“Shanghai, which had been forcibly opened to the West in 1842 and boasted a newly wealthy clientele, was the logical site for the first modern innovations in Chinese art at the turn of the 20th century” (1). Influences arrive in China both from a modernising Japan, as well as from Europe and much later from America.
Even today we can find a sometimes dramatic echo of this zeitgeist shadow over Chinese artists, in particular over those that radically demand a Chinese voice in today’s art.
The way Sun Xun uses typical Chinese woodcut paintings to make cinema is an extraordinary example of how an ancient local tradition (full of drama during the Mao’s era) can successfully launch a dialogue about the material and historical substance of culture and art.

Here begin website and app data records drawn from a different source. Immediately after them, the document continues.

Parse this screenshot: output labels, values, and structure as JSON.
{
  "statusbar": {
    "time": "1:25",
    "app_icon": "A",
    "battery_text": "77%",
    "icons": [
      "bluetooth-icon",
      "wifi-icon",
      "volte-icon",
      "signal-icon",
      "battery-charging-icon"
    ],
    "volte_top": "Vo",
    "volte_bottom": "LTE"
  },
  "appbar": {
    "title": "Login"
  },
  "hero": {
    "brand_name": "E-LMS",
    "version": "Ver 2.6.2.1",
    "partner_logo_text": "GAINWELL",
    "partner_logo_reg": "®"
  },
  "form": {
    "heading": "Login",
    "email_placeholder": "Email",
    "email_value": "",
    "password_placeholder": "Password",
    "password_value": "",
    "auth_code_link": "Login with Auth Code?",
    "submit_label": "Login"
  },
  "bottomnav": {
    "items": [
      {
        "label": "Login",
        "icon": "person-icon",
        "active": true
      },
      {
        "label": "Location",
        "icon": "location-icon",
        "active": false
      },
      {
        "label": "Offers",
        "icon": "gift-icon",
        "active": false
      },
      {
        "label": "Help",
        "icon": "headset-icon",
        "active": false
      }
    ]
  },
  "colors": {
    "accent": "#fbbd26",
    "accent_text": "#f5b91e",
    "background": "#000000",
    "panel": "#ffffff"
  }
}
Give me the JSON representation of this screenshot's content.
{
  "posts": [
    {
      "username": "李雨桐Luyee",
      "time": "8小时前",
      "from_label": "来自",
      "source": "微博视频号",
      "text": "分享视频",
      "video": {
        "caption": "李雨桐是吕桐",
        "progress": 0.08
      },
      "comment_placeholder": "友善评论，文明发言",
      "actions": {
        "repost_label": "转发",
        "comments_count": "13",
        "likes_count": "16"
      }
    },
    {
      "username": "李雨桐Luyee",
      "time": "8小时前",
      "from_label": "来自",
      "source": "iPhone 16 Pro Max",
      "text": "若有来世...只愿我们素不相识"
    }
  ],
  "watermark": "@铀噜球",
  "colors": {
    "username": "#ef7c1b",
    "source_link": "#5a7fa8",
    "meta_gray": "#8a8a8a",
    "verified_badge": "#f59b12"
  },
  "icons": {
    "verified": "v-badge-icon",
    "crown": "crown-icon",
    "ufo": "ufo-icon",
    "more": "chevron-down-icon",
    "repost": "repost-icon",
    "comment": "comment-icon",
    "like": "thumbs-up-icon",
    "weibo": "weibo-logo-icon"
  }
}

In particular Tears of Chiwen (1917), but also Time Spy (2016), try an almost impossible synthesis between the pre-industrial woodcut art-making with the quintessential of modern and contemporary art: the cinema. Sun Xun’s films mix hard painting with a dematerialised art form. What better example to discuss the flow of the art media along the 20th century and beyond.
1—Chinese painting by By Michael Sullivan, Jerome Silbergeld, Liu Qiyi
Sun Xun 孙逊
Tears of Chiwen
The Chiwen is a legendary animal decoration used on the both ends of the oriental ancient buildings’ roof ridge. Known as the dragon’s son, it is good at spewing waves and making rain, which helps prevent fire and bring good fortune to the house.
Tears of Chiwen is a metaphor. Tears symbolise water, happiness and sadness. Since the recent history of East Asia began, each country has absorbed Western cultures in its own ways, and now takes on a new look of Westernisation. The work Tears of Chiwen is a reflection on the modernity of East Asian Culture in the context of globalisation. — SUN Xun
Category: Short film
Techniques used: Drawing on paper
Directed by: Sun XUN
Production: PI ANIMATION STUDIO, Sun XUN
Artistic direction: Xun Sun
Script: Xun Sun
Storyboard: Xun Sun
Animation: Xun Sun, Xingye Chen, Yanping Yu, Fengli Lai, Yingjie Yin
Music: Fei Zhang
Editing: Chong Xu, Yingye Chen
Edition of 6 + 2AP